[Dataset rows describing interfaces]
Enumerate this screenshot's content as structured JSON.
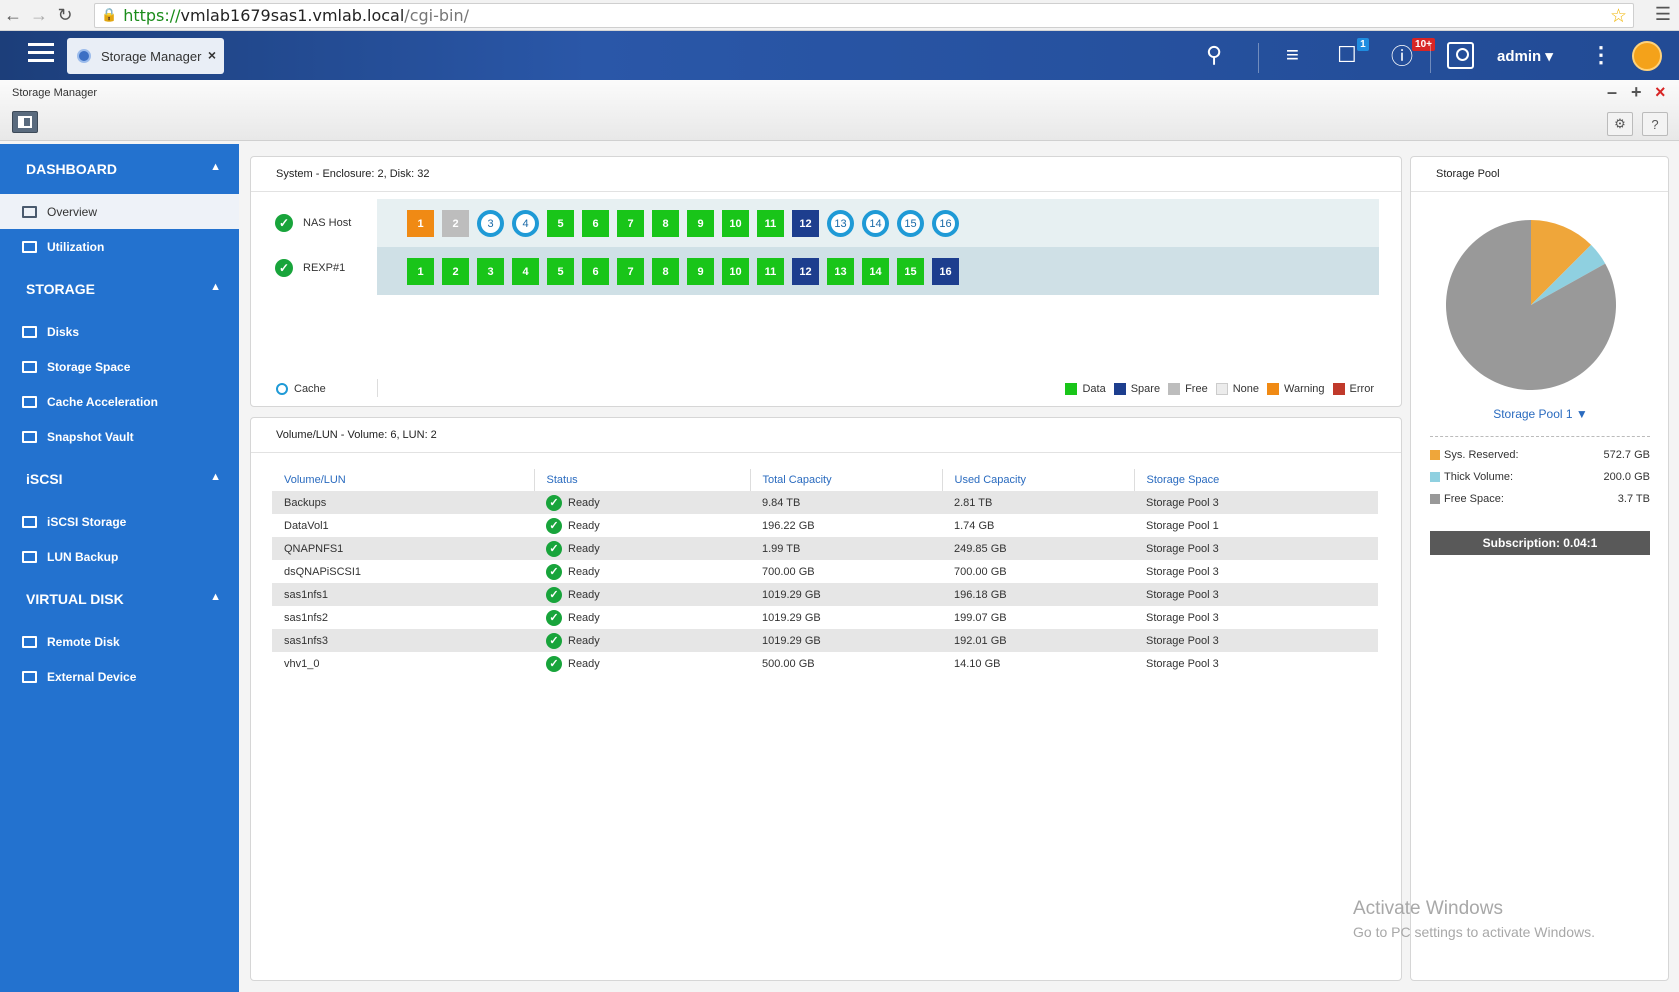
{
  "browser": {
    "url_protocol": "https://",
    "url_host": "vmlab1679sas1.vmlab.local",
    "url_path": "/cgi-bin/"
  },
  "topbar": {
    "tab_label": "Storage Manager",
    "notification_badge": "1",
    "info_badge": "10+",
    "user_name": "admin"
  },
  "window": {
    "title": "Storage Manager"
  },
  "sidebar": {
    "sections": [
      {
        "label": "DASHBOARD",
        "items": [
          "Overview",
          "Utilization"
        ]
      },
      {
        "label": "STORAGE",
        "items": [
          "Disks",
          "Storage Space",
          "Cache Acceleration",
          "Snapshot Vault"
        ]
      },
      {
        "label": "iSCSI",
        "items": [
          "iSCSI Storage",
          "LUN Backup"
        ]
      },
      {
        "label": "VIRTUAL DISK",
        "items": [
          "Remote Disk",
          "External Device"
        ]
      }
    ],
    "active_item": "Overview"
  },
  "enclosure": {
    "title": "System - Enclosure: 2, Disk: 32",
    "rows": [
      {
        "label": "NAS Host",
        "disks": [
          {
            "n": "1",
            "state": "warning"
          },
          {
            "n": "2",
            "state": "free"
          },
          {
            "n": "3",
            "state": "cache"
          },
          {
            "n": "4",
            "state": "cache"
          },
          {
            "n": "5",
            "state": "data"
          },
          {
            "n": "6",
            "state": "data"
          },
          {
            "n": "7",
            "state": "data"
          },
          {
            "n": "8",
            "state": "data"
          },
          {
            "n": "9",
            "state": "data"
          },
          {
            "n": "10",
            "state": "data"
          },
          {
            "n": "11",
            "state": "data"
          },
          {
            "n": "12",
            "state": "spare"
          },
          {
            "n": "13",
            "state": "cache"
          },
          {
            "n": "14",
            "state": "cache"
          },
          {
            "n": "15",
            "state": "cache"
          },
          {
            "n": "16",
            "state": "cache"
          }
        ]
      },
      {
        "label": "REXP#1",
        "disks": [
          {
            "n": "1",
            "state": "data"
          },
          {
            "n": "2",
            "state": "data"
          },
          {
            "n": "3",
            "state": "data"
          },
          {
            "n": "4",
            "state": "data"
          },
          {
            "n": "5",
            "state": "data"
          },
          {
            "n": "6",
            "state": "data"
          },
          {
            "n": "7",
            "state": "data"
          },
          {
            "n": "8",
            "state": "data"
          },
          {
            "n": "9",
            "state": "data"
          },
          {
            "n": "10",
            "state": "data"
          },
          {
            "n": "11",
            "state": "data"
          },
          {
            "n": "12",
            "state": "spare"
          },
          {
            "n": "13",
            "state": "data"
          },
          {
            "n": "14",
            "state": "data"
          },
          {
            "n": "15",
            "state": "data"
          },
          {
            "n": "16",
            "state": "spare"
          }
        ]
      }
    ],
    "cache_label": "Cache",
    "legend": [
      {
        "label": "Data",
        "color": "#19c519"
      },
      {
        "label": "Spare",
        "color": "#1d3e8e"
      },
      {
        "label": "Free",
        "color": "#bdbdbd"
      },
      {
        "label": "None",
        "color": "#ececec"
      },
      {
        "label": "Warning",
        "color": "#f08a14"
      },
      {
        "label": "Error",
        "color": "#c0392b"
      }
    ]
  },
  "volumes": {
    "title": "Volume/LUN - Volume: 6, LUN: 2",
    "headers": [
      "Volume/LUN",
      "Status",
      "Total Capacity",
      "Used Capacity",
      "Storage Space"
    ],
    "rows": [
      [
        "Backups",
        "Ready",
        "9.84 TB",
        "2.81 TB",
        "Storage Pool 3"
      ],
      [
        "DataVol1",
        "Ready",
        "196.22 GB",
        "1.74 GB",
        "Storage Pool 1"
      ],
      [
        "QNAPNFS1",
        "Ready",
        "1.99 TB",
        "249.85 GB",
        "Storage Pool 3"
      ],
      [
        "dsQNAPiSCSI1",
        "Ready",
        "700.00 GB",
        "700.00 GB",
        "Storage Pool 3"
      ],
      [
        "sas1nfs1",
        "Ready",
        "1019.29 GB",
        "196.18 GB",
        "Storage Pool 3"
      ],
      [
        "sas1nfs2",
        "Ready",
        "1019.29 GB",
        "199.07 GB",
        "Storage Pool 3"
      ],
      [
        "sas1nfs3",
        "Ready",
        "1019.29 GB",
        "192.01 GB",
        "Storage Pool 3"
      ],
      [
        "vhv1_0",
        "Ready",
        "500.00 GB",
        "14.10 GB",
        "Storage Pool 3"
      ]
    ]
  },
  "pool": {
    "title": "Storage Pool",
    "selected": "Storage Pool 1",
    "breakdown": [
      {
        "label": "Sys. Reserved:",
        "value": "572.7 GB",
        "color": "#efa63a"
      },
      {
        "label": "Thick Volume:",
        "value": "200.0 GB",
        "color": "#8fd0e0"
      },
      {
        "label": "Free Space:",
        "value": "3.7 TB",
        "color": "#999999"
      }
    ],
    "pie_fractions": [
      0.125,
      0.044,
      0.831
    ],
    "subscription": "Subscription: 0.04:1"
  },
  "watermark": {
    "line1": "Activate Windows",
    "line2": "Go to PC settings to activate Windows."
  }
}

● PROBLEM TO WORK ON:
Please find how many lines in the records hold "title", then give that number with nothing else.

● THE ANSWER:
4